▶ [Task details] Pull every line containing "this" out of the listing below.
Extracted entries Block Start
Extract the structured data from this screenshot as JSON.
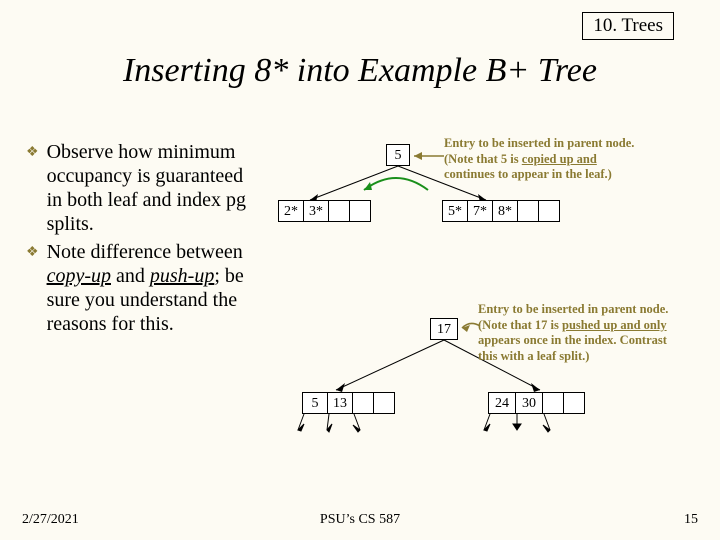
{
  "chapter": "10. Trees",
  "title": "Inserting 8* into Example B+ Tree",
  "bullets": [
    {
      "text_pre": "Observe how minimum occupancy is guaranteed in both leaf and index pg splits."
    },
    {
      "text_pre": "Note difference between ",
      "em1": "copy-up",
      "mid": " and ",
      "em2": "push-up",
      "tail": "; be sure you understand the reasons for this."
    }
  ],
  "leaf_split": {
    "parent_key": "5",
    "left": [
      "2*",
      "3*"
    ],
    "right": [
      "5*",
      "7*",
      "8*"
    ],
    "note_l1": "Entry to be inserted in parent node.",
    "note_l2": "(Note that 5 is",
    "note_l3": "copied up and",
    "note_l4": "continues to appear in the leaf.)"
  },
  "index_split": {
    "parent_key": "17",
    "left": [
      "5",
      "13"
    ],
    "right": [
      "24",
      "30"
    ],
    "note_l1": "Entry to be inserted in parent node.",
    "note_l2": "(Note that 17 is",
    "note_l3": "pushed up and only",
    "note_l4": "appears once in the index. Contrast",
    "note_l5": "this with a leaf split.)"
  },
  "footer": {
    "date": "2/27/2021",
    "center": "PSU’s CS 587",
    "page": "15"
  },
  "colors": {
    "accent": "#8a7a32",
    "green": "#1a8f1a"
  }
}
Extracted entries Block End
▶ [The answer]
Extract the structured data from this screenshot as JSON.
      "tail": "; be sure you understand the reasons for this."
    "note_l5": "this with a leaf split.)"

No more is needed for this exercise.